One of the most significant recent developments in the cryptocurrency sphere has been the rise of the #InitialCoinOffering (ICO), or “token sale” to raise funds for development projects, or even to launch new companies.
In such offerings, a listing company invites supporters and investors to use Bitcoin, credit cards or even, occasionally, traditional money, to purchase digital “utility tokens” from the project or business’s website. Such utility tokens are not money and do not confer ownership, but enable investors to access features of the project at a later date. They can be traded on the open market, providing easy, straightforward liquidity to the original purchaser.
Growing scrutiny from regulators
ICOs are, for the most part, unregulated, which is why they are increasingly being used by start-ups as a means of circumventing the regulated capital-raising process required by venture capitalists and banks. So far this year, more than $1.8bn has been raised by start-ups using ICOs – this figure has already outstripped the value of early-stage venture capital funding for internet companies
Benefitting from regulatory compliance
Despite the concerns of token sale participants about anonymity, the growing calls for regulation mean it is time for prospective ICO issuers to ensure that their sales meet the rigorous standards of national and international anti-money laundering (AML) and Know Your Customer (KYC) legislation.
Raising the bar
Once a company decides to comply with the AML regulations of the market it is operating in, how can it put in place measures to meet legislative requirements?
Trust is key

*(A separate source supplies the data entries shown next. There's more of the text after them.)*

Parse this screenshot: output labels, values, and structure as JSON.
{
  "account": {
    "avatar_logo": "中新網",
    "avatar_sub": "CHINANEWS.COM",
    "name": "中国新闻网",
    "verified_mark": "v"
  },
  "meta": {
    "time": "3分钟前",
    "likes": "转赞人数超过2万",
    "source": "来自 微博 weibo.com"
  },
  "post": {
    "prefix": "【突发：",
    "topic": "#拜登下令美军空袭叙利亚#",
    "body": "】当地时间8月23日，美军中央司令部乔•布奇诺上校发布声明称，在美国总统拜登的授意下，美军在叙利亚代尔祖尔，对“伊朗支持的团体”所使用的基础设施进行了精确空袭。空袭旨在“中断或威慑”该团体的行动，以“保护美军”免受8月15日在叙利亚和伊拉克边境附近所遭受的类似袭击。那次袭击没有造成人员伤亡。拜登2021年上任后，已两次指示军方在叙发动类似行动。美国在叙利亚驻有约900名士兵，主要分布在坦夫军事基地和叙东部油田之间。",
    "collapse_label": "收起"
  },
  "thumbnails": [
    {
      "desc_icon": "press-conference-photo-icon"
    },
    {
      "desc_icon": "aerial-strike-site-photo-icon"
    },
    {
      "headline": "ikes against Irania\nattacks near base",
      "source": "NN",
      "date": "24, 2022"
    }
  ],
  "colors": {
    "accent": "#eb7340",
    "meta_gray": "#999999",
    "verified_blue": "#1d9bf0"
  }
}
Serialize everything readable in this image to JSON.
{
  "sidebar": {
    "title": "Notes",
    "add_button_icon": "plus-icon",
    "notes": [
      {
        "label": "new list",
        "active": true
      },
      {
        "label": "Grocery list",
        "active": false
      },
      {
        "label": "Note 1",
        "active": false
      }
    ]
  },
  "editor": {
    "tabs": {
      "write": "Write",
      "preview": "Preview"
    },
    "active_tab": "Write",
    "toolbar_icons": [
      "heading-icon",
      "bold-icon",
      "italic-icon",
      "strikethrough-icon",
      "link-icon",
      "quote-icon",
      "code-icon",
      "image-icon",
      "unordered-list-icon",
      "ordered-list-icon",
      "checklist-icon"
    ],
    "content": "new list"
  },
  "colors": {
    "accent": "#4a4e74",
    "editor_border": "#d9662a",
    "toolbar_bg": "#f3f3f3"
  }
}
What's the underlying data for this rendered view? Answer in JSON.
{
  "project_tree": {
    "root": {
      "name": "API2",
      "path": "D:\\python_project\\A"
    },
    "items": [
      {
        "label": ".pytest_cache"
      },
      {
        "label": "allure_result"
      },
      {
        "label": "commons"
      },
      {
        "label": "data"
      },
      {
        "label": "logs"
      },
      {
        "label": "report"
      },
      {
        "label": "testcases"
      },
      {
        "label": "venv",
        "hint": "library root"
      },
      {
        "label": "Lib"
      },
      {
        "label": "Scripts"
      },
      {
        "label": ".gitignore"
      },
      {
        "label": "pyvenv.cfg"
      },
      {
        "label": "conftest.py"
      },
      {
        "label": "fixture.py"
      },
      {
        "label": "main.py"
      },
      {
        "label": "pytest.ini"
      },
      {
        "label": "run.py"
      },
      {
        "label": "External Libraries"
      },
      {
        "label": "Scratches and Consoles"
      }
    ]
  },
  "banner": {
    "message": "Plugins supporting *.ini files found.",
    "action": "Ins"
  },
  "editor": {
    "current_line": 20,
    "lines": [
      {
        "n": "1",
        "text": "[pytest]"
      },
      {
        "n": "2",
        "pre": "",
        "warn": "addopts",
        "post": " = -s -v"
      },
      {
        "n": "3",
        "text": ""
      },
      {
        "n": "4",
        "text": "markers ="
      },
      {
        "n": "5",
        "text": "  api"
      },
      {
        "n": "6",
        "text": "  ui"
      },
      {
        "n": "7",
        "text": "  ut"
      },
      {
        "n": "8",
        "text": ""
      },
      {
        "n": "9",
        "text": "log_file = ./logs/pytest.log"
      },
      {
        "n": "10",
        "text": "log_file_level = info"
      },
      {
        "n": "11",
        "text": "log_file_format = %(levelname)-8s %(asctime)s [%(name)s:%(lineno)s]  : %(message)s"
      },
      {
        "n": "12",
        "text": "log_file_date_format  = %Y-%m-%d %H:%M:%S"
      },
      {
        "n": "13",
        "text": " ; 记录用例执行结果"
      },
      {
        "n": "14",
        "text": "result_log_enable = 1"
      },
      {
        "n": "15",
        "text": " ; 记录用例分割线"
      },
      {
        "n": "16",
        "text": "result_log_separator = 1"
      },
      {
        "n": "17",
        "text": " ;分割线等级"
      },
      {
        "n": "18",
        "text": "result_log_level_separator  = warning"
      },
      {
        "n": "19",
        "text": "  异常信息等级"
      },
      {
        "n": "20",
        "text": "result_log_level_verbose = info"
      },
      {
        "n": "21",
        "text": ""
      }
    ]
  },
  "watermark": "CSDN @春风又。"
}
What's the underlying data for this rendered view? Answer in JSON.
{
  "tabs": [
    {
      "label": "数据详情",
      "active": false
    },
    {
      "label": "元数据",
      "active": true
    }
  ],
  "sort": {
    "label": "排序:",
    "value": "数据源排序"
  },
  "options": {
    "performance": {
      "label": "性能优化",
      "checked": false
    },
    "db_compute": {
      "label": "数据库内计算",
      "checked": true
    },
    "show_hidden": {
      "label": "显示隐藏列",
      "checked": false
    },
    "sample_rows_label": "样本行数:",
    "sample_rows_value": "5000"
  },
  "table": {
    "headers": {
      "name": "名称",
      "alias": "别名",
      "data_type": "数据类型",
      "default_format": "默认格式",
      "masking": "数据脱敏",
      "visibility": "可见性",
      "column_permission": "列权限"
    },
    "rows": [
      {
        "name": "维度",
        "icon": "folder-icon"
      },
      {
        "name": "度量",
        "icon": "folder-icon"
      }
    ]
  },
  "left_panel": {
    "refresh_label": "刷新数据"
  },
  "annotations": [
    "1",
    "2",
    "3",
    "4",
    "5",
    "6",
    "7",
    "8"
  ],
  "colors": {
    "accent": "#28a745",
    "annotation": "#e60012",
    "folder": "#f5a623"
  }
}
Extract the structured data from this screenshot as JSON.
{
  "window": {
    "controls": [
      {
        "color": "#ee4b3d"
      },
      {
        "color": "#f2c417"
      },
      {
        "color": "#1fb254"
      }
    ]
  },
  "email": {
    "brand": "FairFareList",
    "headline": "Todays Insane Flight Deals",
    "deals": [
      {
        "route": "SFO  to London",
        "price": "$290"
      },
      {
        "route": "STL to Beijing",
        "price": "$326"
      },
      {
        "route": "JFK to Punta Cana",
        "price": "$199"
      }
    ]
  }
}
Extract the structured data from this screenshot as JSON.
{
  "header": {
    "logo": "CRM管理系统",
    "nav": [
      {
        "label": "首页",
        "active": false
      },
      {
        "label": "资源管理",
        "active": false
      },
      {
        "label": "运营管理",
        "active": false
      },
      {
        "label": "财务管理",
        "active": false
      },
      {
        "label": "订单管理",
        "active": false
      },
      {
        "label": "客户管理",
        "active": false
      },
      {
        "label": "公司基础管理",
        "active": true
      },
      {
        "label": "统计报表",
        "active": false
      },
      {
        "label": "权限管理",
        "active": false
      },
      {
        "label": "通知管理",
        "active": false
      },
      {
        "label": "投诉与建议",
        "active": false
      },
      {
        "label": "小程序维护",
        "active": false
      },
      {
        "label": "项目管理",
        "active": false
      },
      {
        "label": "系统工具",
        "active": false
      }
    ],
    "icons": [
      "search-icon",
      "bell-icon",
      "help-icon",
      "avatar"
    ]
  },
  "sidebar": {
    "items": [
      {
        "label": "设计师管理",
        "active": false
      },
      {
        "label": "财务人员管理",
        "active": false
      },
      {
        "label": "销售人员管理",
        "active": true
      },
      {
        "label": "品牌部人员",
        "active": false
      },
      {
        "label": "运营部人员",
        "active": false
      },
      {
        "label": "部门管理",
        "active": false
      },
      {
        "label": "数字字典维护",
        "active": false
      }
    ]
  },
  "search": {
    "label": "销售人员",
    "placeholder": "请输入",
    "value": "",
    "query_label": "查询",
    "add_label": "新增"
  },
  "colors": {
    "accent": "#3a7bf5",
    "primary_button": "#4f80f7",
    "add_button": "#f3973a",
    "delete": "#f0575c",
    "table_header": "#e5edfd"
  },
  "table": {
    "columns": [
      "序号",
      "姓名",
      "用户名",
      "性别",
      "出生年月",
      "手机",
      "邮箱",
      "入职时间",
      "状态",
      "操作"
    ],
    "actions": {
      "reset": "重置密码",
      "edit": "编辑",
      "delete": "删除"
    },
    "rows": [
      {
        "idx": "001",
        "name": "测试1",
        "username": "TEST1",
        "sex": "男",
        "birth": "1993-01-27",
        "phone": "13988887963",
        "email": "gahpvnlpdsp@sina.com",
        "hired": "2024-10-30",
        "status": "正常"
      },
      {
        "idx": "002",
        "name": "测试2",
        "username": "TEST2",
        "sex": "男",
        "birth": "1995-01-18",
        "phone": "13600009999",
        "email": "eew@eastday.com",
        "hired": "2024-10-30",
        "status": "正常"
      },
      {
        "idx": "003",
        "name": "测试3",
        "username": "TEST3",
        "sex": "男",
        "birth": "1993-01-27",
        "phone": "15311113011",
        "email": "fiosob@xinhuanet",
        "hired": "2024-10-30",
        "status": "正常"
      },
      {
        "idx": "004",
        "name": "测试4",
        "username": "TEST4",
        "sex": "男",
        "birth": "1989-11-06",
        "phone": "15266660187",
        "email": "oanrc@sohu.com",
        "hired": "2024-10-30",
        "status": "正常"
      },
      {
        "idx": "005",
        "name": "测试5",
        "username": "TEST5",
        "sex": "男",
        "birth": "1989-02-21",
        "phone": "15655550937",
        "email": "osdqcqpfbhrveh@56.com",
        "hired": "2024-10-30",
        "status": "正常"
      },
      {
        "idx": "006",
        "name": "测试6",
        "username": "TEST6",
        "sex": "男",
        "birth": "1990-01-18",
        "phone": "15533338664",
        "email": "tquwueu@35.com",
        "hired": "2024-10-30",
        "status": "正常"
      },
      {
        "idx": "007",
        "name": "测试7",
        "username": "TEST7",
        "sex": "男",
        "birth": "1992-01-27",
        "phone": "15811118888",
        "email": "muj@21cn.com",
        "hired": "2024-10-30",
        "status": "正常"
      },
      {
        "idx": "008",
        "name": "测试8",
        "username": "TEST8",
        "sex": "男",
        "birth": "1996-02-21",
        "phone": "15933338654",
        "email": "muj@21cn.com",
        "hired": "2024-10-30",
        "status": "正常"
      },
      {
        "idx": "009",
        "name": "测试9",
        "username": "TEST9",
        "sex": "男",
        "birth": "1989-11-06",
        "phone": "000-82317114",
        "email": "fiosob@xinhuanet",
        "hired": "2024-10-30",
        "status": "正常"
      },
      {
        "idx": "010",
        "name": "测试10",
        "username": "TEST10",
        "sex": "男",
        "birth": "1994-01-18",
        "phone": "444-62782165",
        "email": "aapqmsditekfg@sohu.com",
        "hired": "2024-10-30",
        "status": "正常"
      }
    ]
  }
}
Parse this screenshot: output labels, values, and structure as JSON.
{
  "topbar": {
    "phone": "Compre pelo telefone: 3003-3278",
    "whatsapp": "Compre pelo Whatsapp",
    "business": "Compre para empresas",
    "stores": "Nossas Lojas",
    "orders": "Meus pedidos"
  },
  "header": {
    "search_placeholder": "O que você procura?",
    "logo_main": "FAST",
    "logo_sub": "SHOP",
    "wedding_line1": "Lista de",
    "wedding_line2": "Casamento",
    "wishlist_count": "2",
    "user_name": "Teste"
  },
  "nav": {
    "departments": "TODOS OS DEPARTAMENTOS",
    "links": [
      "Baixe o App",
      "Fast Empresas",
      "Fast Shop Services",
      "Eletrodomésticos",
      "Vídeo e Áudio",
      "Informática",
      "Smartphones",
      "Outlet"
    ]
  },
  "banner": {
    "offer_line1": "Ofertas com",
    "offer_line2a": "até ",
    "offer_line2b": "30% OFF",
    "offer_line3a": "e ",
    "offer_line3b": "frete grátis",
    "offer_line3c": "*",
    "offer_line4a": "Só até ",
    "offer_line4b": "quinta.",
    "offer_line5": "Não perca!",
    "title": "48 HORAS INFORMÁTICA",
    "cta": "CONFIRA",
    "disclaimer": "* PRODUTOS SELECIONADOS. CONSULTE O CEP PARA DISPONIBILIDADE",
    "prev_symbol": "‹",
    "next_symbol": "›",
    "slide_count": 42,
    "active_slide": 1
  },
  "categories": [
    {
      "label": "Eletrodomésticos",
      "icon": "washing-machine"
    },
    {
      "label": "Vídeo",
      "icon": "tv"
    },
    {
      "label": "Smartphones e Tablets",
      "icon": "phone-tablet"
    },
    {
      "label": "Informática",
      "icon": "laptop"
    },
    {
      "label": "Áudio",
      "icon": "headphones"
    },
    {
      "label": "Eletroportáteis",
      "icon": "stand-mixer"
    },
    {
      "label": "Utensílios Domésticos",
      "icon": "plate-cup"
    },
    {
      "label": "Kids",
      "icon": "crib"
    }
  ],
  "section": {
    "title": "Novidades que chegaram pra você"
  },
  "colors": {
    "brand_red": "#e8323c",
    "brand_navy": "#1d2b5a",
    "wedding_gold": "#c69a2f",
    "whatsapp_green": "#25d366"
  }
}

We are still in the relatively early days of the ICO, but it is clear that the approach offers considerable opportunities for budding companies. In order for it to achieve its potential, however, listing companies must act now to burnish the legitimacy of the ICO by ensuring optimum due diligence and meeting strict legislative requirements.